Goal of the exercise →
Using the entries below, copy out all lines where "Sign" is found.
"""
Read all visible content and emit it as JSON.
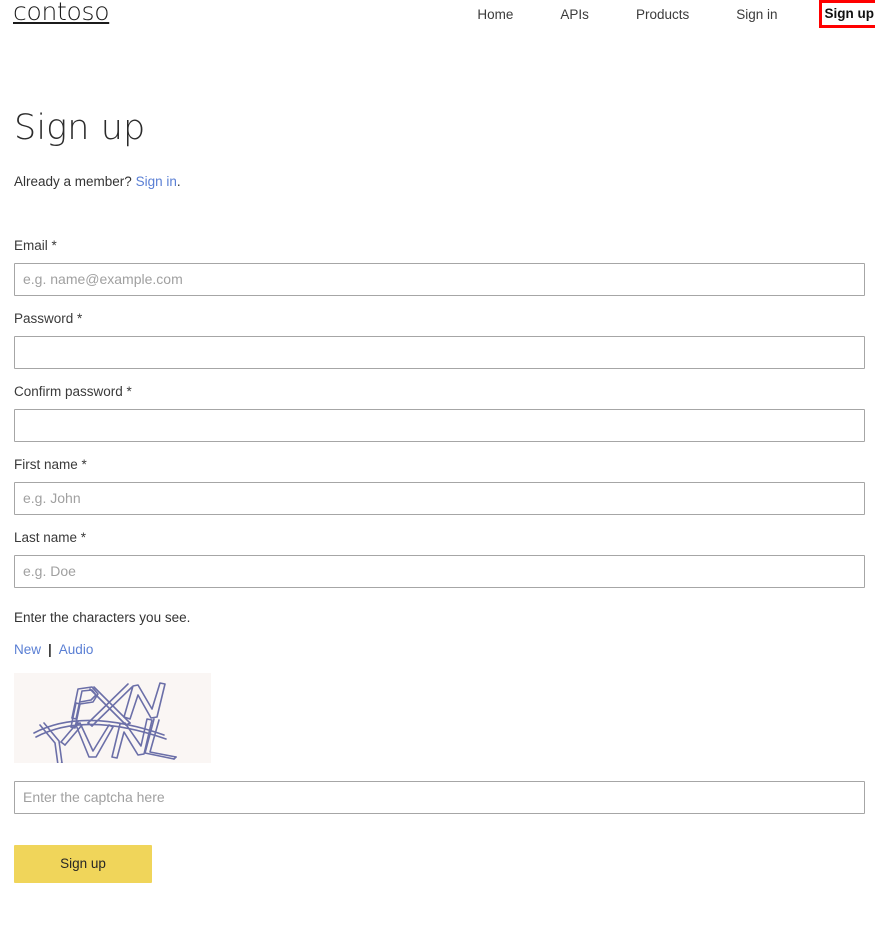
{
  "header": {
    "brand": "contoso",
    "nav": [
      {
        "label": "Home",
        "active": false,
        "highlighted": false
      },
      {
        "label": "APIs",
        "active": false,
        "highlighted": false
      },
      {
        "label": "Products",
        "active": false,
        "highlighted": false
      },
      {
        "label": "Sign in",
        "active": false,
        "highlighted": false
      },
      {
        "label": "Sign up",
        "active": true,
        "highlighted": true
      }
    ],
    "highlight_color": "#ff0000"
  },
  "page": {
    "title": "Sign up",
    "member_prompt": "Already a member?",
    "member_link": "Sign in",
    "member_suffix": "."
  },
  "form": {
    "fields": {
      "email": {
        "label": "Email *",
        "placeholder": "e.g. name@example.com",
        "value": ""
      },
      "password": {
        "label": "Password *",
        "placeholder": "",
        "value": ""
      },
      "confirm_password": {
        "label": "Confirm password *",
        "placeholder": "",
        "value": ""
      },
      "first_name": {
        "label": "First name *",
        "placeholder": "e.g. John",
        "value": ""
      },
      "last_name": {
        "label": "Last name *",
        "placeholder": "e.g. Doe",
        "value": ""
      },
      "captcha": {
        "placeholder": "Enter the captcha here",
        "value": ""
      }
    },
    "captcha": {
      "prompt": "Enter the characters you see.",
      "new_link": "New",
      "separator": "|",
      "audio_link": "Audio",
      "image_alt": "distorted-characters-captcha",
      "image_background": "#faf6f4",
      "image_stroke": "#6b6fa8"
    },
    "submit_label": "Sign up",
    "submit_color": "#f0d55a"
  }
}
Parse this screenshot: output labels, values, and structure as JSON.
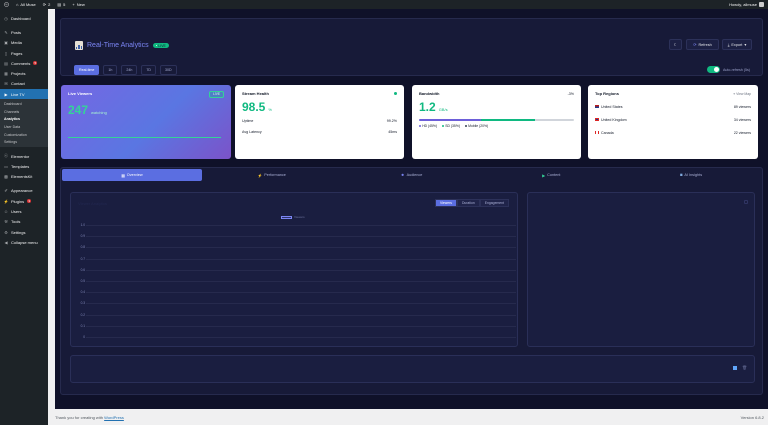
{
  "admin_bar": {
    "site_name": "All Muse",
    "updates": "2",
    "comments": "5",
    "new_label": "New",
    "howdy": "Howdy, allmuse"
  },
  "sidebar": {
    "items": [
      {
        "label": "Dashboard",
        "icon": "dashboard-icon"
      },
      {
        "label": "Posts",
        "icon": "pin-icon"
      },
      {
        "label": "Media",
        "icon": "media-icon"
      },
      {
        "label": "Pages",
        "icon": "page-icon"
      },
      {
        "label": "Comments",
        "icon": "comment-icon",
        "badge": "5"
      },
      {
        "label": "Projects",
        "icon": "portfolio-icon"
      },
      {
        "label": "Contact",
        "icon": "envelope-icon"
      },
      {
        "label": "Live TV",
        "icon": "video-icon"
      }
    ],
    "submenu": [
      "Dashboard",
      "Channels",
      "Analytics",
      "User Data",
      "Customization",
      "Settings"
    ],
    "items2": [
      {
        "label": "Elementor",
        "icon": "elementor-icon"
      },
      {
        "label": "Templates",
        "icon": "folder-icon"
      },
      {
        "label": "ElementsKit",
        "icon": "grid-icon"
      },
      {
        "label": "Appearance",
        "icon": "brush-icon"
      },
      {
        "label": "Plugins",
        "icon": "plug-icon",
        "badge": "3"
      },
      {
        "label": "Users",
        "icon": "user-icon"
      },
      {
        "label": "Tools",
        "icon": "wrench-icon"
      },
      {
        "label": "Settings",
        "icon": "settings-icon"
      },
      {
        "label": "Collapse menu",
        "icon": "collapse-icon"
      }
    ]
  },
  "header": {
    "title": "Real-Time Analytics",
    "live_label": "LIVE",
    "refresh_label": "Refresh",
    "export_label": "Export",
    "ranges": [
      "Real-time",
      "1h",
      "24h",
      "7D",
      "30D"
    ],
    "auto_refresh_label": "Auto-refresh (5s)"
  },
  "cards": {
    "viewers": {
      "title": "Live Viewers",
      "tag": "LIVE",
      "value": "247",
      "unit": "watching"
    },
    "health": {
      "title": "Stream Health",
      "value": "98.5",
      "unit": "%",
      "rows": [
        {
          "k": "Uptime",
          "v": "99.2%"
        },
        {
          "k": "Avg Latency",
          "v": "45ms"
        }
      ]
    },
    "bandwidth": {
      "title": "Bandwidth",
      "change": "-3%",
      "value": "1.2",
      "unit": "GB/s",
      "legend": [
        "HD (45%)",
        "SD (35%)",
        "Mobile (20%)"
      ]
    },
    "regions": {
      "title": "Top Regions",
      "view_map": "View Map",
      "rows": [
        {
          "name": "United States",
          "v": "89 viewers"
        },
        {
          "name": "United Kingdom",
          "v": "34 viewers"
        },
        {
          "name": "Canada",
          "v": "22 viewers"
        }
      ]
    }
  },
  "tabs": [
    "Overview",
    "Performance",
    "Audience",
    "Content",
    "AI Insights"
  ],
  "chart_panel": {
    "title": "Viewer Analytics",
    "segments": [
      "Viewers",
      "Duration",
      "Engagement"
    ],
    "legend_label": "Viewers"
  },
  "chart_data": {
    "type": "line",
    "series": [
      {
        "name": "Viewers",
        "values": []
      }
    ],
    "y_ticks": [
      "1.0",
      "0.9",
      "0.8",
      "0.7",
      "0.6",
      "0.5",
      "0.4",
      "0.3",
      "0.2",
      "0.1",
      "0"
    ],
    "ylim": [
      0,
      1.0
    ],
    "grid": true,
    "legend": "top-center"
  },
  "footer": {
    "thanks": "Thank you for creating with ",
    "link": "WordPress",
    "version": "Version 6.8.2"
  },
  "colors": {
    "accent": "#5b6ee1",
    "success": "#10b981",
    "admin_blue": "#2271b1"
  }
}
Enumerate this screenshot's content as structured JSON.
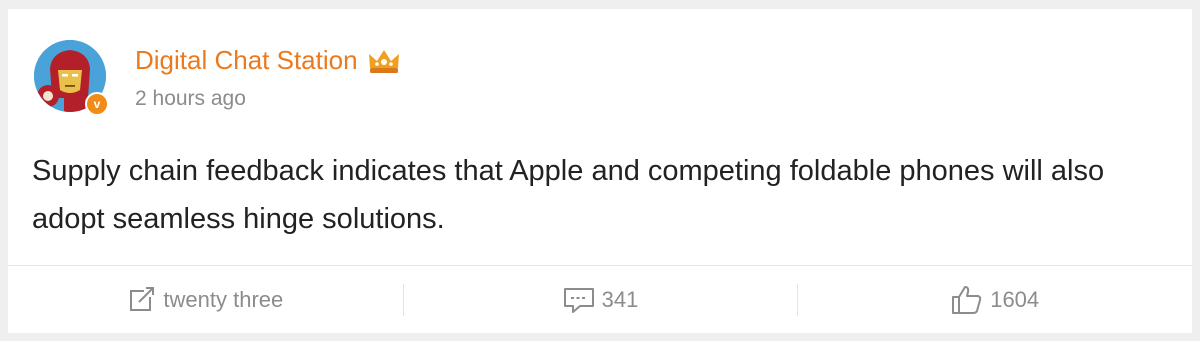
{
  "post": {
    "username": "Digital Chat Station",
    "timestamp": "2 hours ago",
    "verified_mark": "v",
    "text": "Supply chain feedback indicates that Apple and competing foldable phones will also adopt seamless hinge solutions.",
    "colors": {
      "username": "#eb7a1e",
      "verified_badge": "#f08c18",
      "crown": "#f0a020"
    }
  },
  "actions": {
    "repost_label": "twenty three",
    "comments_label": "341",
    "likes_label": "1604",
    "icons": [
      "repost-icon",
      "comment-icon",
      "like-icon"
    ]
  }
}
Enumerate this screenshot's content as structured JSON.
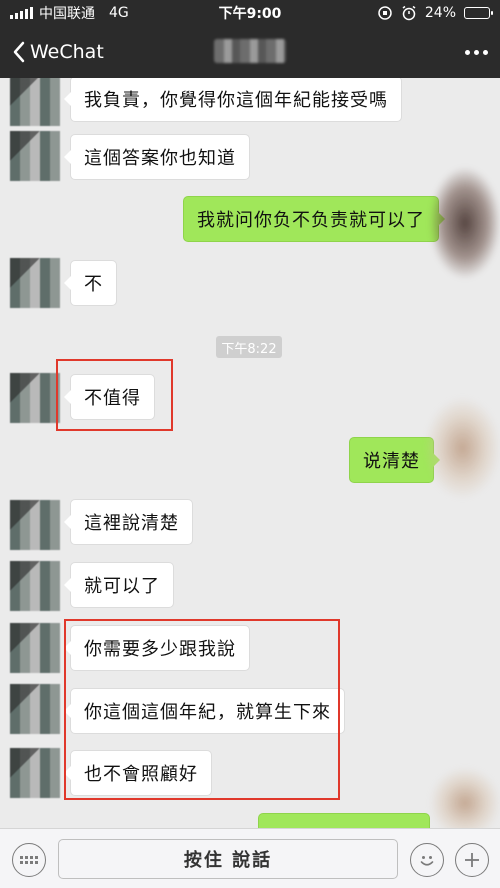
{
  "status_bar": {
    "carrier": "中国联通",
    "network": "4G",
    "time": "下午9:00",
    "battery_text": "24%",
    "battery_level": 0.24
  },
  "nav": {
    "back_label": "WeChat",
    "title": ""
  },
  "messages": {
    "m1": "我負責，你覺得你這個年紀能接受嗎",
    "m2": "這個答案你也知道",
    "m3": "我就问你负不负责就可以了",
    "m4": "不",
    "timestamp": "下午8:22",
    "m5": "不值得",
    "m6": "说清楚",
    "m7": "這裡說清楚",
    "m8": "就可以了",
    "m9": "你需要多少跟我說",
    "m10": "你這個這個年紀，就算生下來",
    "m11": "也不會照顧好",
    "m12": ""
  },
  "input_bar": {
    "hold_to_talk": "按住 說話"
  },
  "colors": {
    "incoming_bubble": "#ffffff",
    "outgoing_bubble": "#a0e75a",
    "chat_background": "#ebebeb",
    "highlight_box": "#e0382b",
    "header_background": "#2b2b2b"
  }
}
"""
Output for this task →
        "label": "Sign in",
        "label": "Sign up",
    "title": "Sign up",
    "member_link": "Sign in",
    "submit_label": "Sign up",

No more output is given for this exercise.